Publisher: Apress; 2nd ed. edition (October 28, 2009)
Product Dimensions: 8.5 x 0.9 x 11 inches
Shipping Weight: 2.4 pounds (View shipping rates and policies)
Average Customer Review: 4.5 out of 5 stars See all reviews (152 customer reviews)
Best Sellers Rank: #626,118 in Books (See Top 100 in Books) #83 in Books > Computers & Technology > Programming > Languages & Tools > CSS #780 in Books > Textbooks > Computer Science > Software Design & Engineering #1158 in Books > Computers & Technology > Web Development & Design > Web Design
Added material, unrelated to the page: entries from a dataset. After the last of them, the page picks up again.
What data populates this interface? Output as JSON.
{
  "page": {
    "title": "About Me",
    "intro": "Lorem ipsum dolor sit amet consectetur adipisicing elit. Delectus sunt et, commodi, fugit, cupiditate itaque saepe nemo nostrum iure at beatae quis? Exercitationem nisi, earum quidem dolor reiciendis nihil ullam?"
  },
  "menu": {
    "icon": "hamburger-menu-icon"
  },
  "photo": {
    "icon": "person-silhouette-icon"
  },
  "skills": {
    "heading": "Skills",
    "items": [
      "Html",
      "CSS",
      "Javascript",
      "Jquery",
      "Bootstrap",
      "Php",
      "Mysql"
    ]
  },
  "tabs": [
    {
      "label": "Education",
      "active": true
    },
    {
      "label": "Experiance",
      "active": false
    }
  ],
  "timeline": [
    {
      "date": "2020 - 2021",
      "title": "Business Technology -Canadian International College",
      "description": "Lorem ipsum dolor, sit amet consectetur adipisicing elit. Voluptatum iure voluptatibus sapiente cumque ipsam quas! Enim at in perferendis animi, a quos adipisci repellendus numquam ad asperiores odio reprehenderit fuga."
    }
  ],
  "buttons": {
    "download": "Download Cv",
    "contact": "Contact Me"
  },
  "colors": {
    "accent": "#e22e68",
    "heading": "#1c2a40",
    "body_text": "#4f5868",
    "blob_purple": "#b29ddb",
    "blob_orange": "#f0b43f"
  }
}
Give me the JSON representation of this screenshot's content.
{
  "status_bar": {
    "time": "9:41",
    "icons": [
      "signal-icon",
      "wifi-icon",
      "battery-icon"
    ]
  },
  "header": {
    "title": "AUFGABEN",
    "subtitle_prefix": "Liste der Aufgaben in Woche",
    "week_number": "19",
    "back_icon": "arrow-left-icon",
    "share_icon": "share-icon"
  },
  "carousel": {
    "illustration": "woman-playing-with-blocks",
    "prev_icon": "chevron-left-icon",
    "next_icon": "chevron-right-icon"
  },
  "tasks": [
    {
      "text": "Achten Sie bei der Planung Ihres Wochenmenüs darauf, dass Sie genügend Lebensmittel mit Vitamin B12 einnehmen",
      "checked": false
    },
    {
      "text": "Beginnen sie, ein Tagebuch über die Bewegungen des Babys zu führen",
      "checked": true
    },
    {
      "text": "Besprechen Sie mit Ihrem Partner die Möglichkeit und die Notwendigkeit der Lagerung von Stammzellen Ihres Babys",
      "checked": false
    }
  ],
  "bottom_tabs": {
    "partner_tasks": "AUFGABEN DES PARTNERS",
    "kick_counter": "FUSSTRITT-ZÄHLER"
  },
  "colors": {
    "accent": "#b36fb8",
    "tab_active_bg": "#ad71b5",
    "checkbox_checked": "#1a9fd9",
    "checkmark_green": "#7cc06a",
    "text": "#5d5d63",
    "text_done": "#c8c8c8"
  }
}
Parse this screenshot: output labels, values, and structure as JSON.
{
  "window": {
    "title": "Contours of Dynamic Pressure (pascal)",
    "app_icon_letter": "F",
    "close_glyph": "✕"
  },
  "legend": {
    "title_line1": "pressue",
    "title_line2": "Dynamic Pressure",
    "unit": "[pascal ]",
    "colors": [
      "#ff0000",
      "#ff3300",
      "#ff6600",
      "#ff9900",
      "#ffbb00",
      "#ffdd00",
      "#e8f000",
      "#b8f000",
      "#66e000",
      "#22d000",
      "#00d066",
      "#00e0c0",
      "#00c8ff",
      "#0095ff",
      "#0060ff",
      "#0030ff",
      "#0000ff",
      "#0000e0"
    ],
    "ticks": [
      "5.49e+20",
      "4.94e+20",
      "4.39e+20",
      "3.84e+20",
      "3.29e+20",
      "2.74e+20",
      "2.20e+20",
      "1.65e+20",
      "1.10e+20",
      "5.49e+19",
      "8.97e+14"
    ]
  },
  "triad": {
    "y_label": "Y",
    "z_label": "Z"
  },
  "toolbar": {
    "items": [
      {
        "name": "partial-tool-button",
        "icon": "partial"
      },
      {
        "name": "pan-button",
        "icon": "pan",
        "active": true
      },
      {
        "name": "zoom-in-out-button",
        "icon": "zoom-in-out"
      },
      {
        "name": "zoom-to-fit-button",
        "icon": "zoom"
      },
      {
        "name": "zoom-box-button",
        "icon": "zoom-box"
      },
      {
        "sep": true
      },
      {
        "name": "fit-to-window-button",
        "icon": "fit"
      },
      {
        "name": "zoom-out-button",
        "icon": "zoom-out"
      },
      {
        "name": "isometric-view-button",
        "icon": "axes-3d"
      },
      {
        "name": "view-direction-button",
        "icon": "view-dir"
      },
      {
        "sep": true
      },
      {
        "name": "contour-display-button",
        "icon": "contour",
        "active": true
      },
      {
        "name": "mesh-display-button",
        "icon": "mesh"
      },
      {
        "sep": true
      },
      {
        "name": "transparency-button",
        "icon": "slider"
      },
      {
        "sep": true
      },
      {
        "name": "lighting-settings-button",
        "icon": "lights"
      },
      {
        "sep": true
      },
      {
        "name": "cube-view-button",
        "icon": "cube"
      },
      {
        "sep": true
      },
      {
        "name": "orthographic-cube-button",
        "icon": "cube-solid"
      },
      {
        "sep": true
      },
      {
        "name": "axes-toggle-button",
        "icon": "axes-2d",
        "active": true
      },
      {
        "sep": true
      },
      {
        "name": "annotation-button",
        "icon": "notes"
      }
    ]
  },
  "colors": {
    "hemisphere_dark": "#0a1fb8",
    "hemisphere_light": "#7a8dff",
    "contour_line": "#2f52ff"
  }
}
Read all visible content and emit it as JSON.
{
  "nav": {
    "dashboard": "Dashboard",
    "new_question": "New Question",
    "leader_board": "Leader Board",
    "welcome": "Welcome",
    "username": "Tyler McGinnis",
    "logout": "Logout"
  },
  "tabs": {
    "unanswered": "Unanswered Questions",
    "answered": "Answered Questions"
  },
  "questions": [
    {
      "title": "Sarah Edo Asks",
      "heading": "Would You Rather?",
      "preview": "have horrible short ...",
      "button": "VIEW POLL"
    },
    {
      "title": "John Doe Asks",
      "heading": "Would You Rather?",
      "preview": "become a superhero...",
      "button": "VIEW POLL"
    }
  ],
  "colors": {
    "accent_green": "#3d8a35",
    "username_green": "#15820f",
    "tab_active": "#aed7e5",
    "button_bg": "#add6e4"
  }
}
It's been awhile since I've enjoyed a good technical book. Most of the time they drone on and on about stuff I either already know or more often, stuff I don't know and would take years to know. It's so great when I find a book that matches where I'm at technically and one that really becomes part of my everyday working life. Designing with Web Standards was one, CSS Mastery is now the other.Andy Budd now lives right next door to Zeldman on my desk. Seriously, CSS Mastery is a great title. It's not beginning CSS, which means you should have some working knoweldge of CSS already before you pick it up. This isn't a book that teaches you to know CSS, it teaches you to master it.Andy covers the stuff that will supplement your existing knowledge. He doesn't waste time telling you about the difference between a class and an ID, or the value of shorthand. What he does tell you is why some margins collapse in some browsers and not in others, and how to fix the problem. He briefly explains the attribute selector, but goes right into how and when you might want to use it.The chapter I found the most valuable to me was the section on forms and tables. Being primarily concerned with layout and text, I haven't had to spend a lot of time looking at data, whether it's being input (form) or output (table). Again, Andy doesn't spend too much time talking about the details of creating a form or a table, but he doesn explain how to style each section of data with real-world examples and backup ideas, or alternatives to his style.I especially love the last two chapters, where Andy let's Cameron Moll and Simon Collison have at it with a couple of design, applying some of the things Andy talks about in the book.